If you are a landlord or tenant, or you represent landlords or tenants, then you are probably familiar with estoppel certificates. While estoppel certificates are commonplace in commercial leasing and often treated as simple “form” documents, they can have significant consequences if their terms and provisions are not fully understood. For example, a tenant who executes an estoppel certificate without fully reviewing and understanding it may be giving up the right to assert important defenses to potential landlord claims under the lease.
Before we talk about what specifically should or should not be in an estoppel certificate, let’s take a moment to review exactly what an estoppel certificate is and why landlords ask their tenants to sign them in the first place. Most leases require the tenant to provide the landlord with an estoppel certificate upon request. Lenders and purchasers typically require a landlord to obtain an estoppel certificate from the major tenants of a property, or a specified percentage of tenants, upon a sale or refinancing of the property. Estoppel certificates are a significant issue in a sale or refinancing because they provide independent verification to the buyer or lender of the cash flow from the tenants’ rent payments.
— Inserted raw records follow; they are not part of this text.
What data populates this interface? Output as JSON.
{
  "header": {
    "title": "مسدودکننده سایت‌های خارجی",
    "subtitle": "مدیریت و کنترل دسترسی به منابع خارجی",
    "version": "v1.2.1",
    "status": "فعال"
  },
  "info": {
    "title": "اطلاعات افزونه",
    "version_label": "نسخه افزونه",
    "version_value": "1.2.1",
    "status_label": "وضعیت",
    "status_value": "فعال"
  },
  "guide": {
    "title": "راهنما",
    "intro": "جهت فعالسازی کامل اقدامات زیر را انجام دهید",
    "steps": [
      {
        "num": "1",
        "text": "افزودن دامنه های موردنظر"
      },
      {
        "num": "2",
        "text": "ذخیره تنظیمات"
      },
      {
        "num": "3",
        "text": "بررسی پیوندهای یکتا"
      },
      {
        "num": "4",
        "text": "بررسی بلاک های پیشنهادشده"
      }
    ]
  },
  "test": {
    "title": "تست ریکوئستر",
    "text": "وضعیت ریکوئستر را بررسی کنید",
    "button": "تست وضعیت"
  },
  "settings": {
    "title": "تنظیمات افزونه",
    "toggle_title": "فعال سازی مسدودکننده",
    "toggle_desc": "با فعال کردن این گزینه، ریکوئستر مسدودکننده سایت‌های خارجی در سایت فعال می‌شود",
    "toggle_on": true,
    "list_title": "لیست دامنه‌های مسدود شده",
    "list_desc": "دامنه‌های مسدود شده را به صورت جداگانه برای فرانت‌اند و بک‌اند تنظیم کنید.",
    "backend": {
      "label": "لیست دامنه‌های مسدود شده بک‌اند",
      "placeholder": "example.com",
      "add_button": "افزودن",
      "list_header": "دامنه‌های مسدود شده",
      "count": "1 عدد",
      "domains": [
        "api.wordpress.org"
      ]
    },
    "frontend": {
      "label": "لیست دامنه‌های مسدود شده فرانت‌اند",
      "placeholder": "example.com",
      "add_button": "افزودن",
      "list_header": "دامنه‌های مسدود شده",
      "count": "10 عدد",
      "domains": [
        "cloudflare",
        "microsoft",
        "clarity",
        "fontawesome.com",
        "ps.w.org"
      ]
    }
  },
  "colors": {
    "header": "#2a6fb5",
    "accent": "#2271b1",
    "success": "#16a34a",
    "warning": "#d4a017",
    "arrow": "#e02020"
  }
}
They also help the buyer or lender identify any lease defaults or disputes with tenants that could cause a problem after closing.
In some cases, the lease will say exactly what information will be required to be included in the estoppel certificate. In other cases, the lease will contain little detail about the contents of the estoppel certificate. To avoid disputes about the content of the estoppel certificate, a good practice is to attach the actual form of estoppel certificate as an exhibit to the lease. Most often, the required information will include (a) the date of commencement; (b) a statement that the lease is unmodified and in full force and effect, or stating what modifications have been made; (c) the date to which rent has been paid; and (d) that there are no defaults by either party except as specified. If the landlord financed tenant improvements, then the estoppel certificate may state the remaining amount of the tenant improvement allowance. Depending on the buyer or lender’s requirements, there may be additional information or representations requested. The lease will typically require that the tenant return the executed estoppel certificate within a certain number of days after the landlord’s request. If the tenant fails to return the estoppel certificate in a timely fashion, the lease may give the landlord the right to execute the estoppel certificate on the tenant’s behalf.
By signing the estoppel certificate, the tenant “estops,” or prohibits, itself from taking a position contrary to what it stated in the certificate. Therefore, it is important to verify all the factual statements set out in the estoppel certificate and make sure they are true, and not too broad or overreaching. The tenant or tenant’s counsel should review the estoppel certificate against the lease requirements to make sure the statements in the estoppel certificate are consistent with what is required under the lease. The tenant must also pay close attention to the timeframe for responding, since failure to respond by the deadline may be a default under the lease.
The danger in certifying to something that is not accurate is that the tenant may be giving up the right to contest it at a later time. For example, a tenant who signs an estoppel certificate stating that there are no landlord defaults may have a difficult time later if it comes to light that there was a landlord default, even if it was unknown to the tenant at the time, during the period covered by the estoppel certificate. Therefore, the tenant or tenant’s counsel may try to limit the statements in the estoppel certificate by stating that they are true “to the best of tenant’s knowledge.” Above all, it is essential that the tenant confirm the accuracy of all the statements in the estoppel certificate prior to signing.
Contact the author of this article: David J. Lindner